**Brief**
Please return each line of the listing below exactly as written.

** Opening Data under study block **

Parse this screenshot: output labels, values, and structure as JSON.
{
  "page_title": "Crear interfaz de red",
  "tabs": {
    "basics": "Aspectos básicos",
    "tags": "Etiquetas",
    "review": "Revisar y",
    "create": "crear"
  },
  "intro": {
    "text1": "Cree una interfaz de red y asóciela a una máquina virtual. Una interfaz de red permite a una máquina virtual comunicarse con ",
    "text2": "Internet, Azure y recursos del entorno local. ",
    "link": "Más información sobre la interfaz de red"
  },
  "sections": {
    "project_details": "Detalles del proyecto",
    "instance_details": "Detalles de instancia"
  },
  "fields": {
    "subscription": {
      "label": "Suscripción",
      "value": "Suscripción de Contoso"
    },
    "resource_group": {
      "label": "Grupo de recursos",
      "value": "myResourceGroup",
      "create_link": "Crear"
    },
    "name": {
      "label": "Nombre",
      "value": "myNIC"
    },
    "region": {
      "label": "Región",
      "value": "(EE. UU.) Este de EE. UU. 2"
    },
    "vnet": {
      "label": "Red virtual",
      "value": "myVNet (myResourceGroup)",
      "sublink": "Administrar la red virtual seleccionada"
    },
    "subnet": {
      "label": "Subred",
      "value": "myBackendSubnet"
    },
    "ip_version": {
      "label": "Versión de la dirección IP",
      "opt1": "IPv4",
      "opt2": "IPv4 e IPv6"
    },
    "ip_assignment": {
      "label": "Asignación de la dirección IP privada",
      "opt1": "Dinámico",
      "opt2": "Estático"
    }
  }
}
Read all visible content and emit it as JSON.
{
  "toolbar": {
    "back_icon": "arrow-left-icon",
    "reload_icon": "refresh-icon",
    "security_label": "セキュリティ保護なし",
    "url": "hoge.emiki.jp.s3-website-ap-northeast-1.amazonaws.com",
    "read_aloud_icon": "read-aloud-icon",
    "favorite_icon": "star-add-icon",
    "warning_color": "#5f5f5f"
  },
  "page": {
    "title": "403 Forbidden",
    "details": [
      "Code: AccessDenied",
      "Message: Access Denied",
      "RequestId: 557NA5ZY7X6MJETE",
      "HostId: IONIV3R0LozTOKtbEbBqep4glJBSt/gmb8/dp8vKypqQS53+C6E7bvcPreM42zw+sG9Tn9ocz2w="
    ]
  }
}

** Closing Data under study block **

**Result of this exercise**
Parse this screenshot: output labels, values, and structure as JSON.
{
  "page_title": "Crear interfaz de red",
  "tabs": {
    "basics": "Aspectos básicos",
    "tags": "Etiquetas",
    "review": "Revisar y",
    "create": "crear"
  },
  "intro": {
    "text1": "Cree una interfaz de red y asóciela a una máquina virtual. Una interfaz de red permite a una máquina virtual comunicarse con ",
    "text2": "Internet, Azure y recursos del entorno local. ",
    "link": "Más información sobre la interfaz de red"
  },
  "sections": {
    "project_details": "Detalles del proyecto",
    "instance_details": "Detalles de instancia"
  },
  "fields": {
    "subscription": {
      "label": "Suscripción",
      "value": "Suscripción de Contoso"
    },
    "resource_group": {
      "label": "Grupo de recursos",
      "value": "myResourceGroup",
      "create_link": "Crear"
    },
    "name": {
      "label": "Nombre",
      "value": "myNIC"
    },
    "region": {
      "label": "Región",
      "value": "(EE. UU.) Este de EE. UU. 2"
    },
    "vnet": {
      "label": "Red virtual",
      "value": "myVNet (myResourceGroup)",
      "sublink": "Administrar la red virtual seleccionada"
    },
    "subnet": {
      "label": "Subred",
      "value": "myBackendSubnet"
    },
    "ip_version": {
      "label": "Versión de la dirección IP",
      "opt1": "IPv4",
      "opt2": "IPv4 e IPv6"
    },
    "ip_assignment": {
      "label": "Asignación de la dirección IP privada",
      "opt1": "Dinámico",
      "opt2": "Estático"
    }
  }
}
Read all visible content and emit it as JSON.
{
  "toolbar": {
    "back_icon": "arrow-left-icon",
    "reload_icon": "refresh-icon",
    "security_label": "セキュリティ保護なし",
    "url": "hoge.emiki.jp.s3-website-ap-northeast-1.amazonaws.com",
    "read_aloud_icon": "read-aloud-icon",
    "favorite_icon": "star-add-icon",
    "warning_color": "#5f5f5f"
  },
  "page": {
    "title": "403 Forbidden",
    "details": [
      "Code: AccessDenied",
      "Message: Access Denied",
      "RequestId: 557NA5ZY7X6MJETE",
      "HostId: IONIV3R0LozTOKtbEbBqep4glJBSt/gmb8/dp8vKypqQS53+C6E7bvcPreM42zw+sG9Tn9ocz2w="
    ]
  }
}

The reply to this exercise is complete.